As if that wasn't enough for the shÅ, it can also incorporate a breathing mechanism for use in music. This featured here and it was eerily beautiful. The sea setting to my mind conjured up ships passing in the night in the middle of an ocean, as a lone lighthouse observes.
The koto is a stringed instrument and the shakuhachi a bamboo flute held vertically. I'm sure in Kill Bill it is discussed that the flutes are played by the warriors and yet could still be used as a fairly decent weapon. But the ocean drum was a percussion instrument I had never heard of.
It sounded similar to the geophone invented by the French composer Oliver Messiaen. His is the sound of the Earth and obviously here it's the sound of the sea. Both have a very quiet relaxing sound to them that would accompany mediation very well.
My previous experience with Japanese music is mainly that of TorÅ« Takemitsu with his impressive orchestral scores. He is the first Japanese composer to gain notoriety in the west. He is a marvellous character since he was an avid film fan, professional cook and even wrote a detective novel. Sadly none of his music for traditional instruments featured in the concert.
I hope they come back and do some of his. Perhaps at the Royal Welsh College as well. For a more discerning audience.

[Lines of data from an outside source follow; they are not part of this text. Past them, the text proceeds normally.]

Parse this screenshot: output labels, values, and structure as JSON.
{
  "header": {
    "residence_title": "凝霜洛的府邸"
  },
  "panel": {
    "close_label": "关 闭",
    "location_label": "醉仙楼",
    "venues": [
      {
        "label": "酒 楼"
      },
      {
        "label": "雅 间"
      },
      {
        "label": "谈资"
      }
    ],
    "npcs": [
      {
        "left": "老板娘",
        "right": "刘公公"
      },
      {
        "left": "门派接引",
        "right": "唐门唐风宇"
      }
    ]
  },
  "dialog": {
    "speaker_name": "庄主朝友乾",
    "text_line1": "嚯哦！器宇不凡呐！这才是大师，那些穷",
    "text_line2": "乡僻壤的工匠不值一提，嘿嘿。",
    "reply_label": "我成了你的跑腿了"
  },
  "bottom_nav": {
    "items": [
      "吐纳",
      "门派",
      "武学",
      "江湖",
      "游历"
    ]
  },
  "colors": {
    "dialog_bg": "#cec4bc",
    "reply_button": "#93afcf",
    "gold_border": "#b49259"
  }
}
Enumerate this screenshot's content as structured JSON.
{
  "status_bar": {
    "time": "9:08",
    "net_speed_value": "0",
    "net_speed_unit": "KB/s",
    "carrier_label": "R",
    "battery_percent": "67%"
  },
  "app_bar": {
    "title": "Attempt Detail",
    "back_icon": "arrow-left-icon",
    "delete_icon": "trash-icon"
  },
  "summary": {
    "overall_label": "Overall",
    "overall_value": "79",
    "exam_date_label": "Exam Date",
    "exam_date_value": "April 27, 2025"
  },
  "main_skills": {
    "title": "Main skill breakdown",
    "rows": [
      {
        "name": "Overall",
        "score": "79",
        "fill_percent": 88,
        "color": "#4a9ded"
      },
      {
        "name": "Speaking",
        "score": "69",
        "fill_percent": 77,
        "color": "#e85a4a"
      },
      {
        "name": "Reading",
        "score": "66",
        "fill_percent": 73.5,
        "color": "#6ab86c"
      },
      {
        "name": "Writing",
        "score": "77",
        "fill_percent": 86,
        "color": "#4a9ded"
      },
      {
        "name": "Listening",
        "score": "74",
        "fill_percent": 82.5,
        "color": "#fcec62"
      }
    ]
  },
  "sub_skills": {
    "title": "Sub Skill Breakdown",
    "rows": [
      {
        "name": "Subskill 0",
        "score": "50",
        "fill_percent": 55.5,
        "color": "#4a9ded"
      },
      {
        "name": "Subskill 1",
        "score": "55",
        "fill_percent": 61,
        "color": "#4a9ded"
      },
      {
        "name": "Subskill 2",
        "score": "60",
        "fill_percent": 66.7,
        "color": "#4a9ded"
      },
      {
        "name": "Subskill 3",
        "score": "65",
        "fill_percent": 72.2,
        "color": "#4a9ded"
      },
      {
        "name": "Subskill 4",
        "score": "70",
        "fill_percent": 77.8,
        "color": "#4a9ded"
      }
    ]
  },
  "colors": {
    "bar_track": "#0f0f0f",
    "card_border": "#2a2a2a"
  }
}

Related Article: Cardiff Young Persons Music Network Meeting